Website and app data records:
════

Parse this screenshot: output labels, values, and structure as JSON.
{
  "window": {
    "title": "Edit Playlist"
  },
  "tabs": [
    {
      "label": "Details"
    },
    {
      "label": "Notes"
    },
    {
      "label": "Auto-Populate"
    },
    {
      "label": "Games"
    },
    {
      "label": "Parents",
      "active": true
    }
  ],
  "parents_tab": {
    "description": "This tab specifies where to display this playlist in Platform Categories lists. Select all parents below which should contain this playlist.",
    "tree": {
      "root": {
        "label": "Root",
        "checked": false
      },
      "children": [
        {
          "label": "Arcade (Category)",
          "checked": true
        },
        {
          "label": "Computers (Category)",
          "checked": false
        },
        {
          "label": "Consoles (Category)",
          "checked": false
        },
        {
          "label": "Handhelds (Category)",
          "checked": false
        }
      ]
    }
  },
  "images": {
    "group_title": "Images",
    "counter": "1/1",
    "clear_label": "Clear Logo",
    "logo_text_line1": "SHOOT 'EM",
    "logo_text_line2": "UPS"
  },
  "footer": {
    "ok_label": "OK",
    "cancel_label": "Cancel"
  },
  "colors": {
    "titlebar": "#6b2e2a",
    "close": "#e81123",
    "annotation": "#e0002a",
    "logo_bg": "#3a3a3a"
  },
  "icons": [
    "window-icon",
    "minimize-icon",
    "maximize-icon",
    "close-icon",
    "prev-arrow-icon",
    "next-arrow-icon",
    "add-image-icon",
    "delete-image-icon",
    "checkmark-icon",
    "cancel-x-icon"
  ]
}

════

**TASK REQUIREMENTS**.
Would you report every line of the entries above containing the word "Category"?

**RESULT**.
          "label": "Arcade (Category)",
          "label": "Computers (Category)",
          "label": "Consoles (Category)",
          "label": "Handhelds (Category)",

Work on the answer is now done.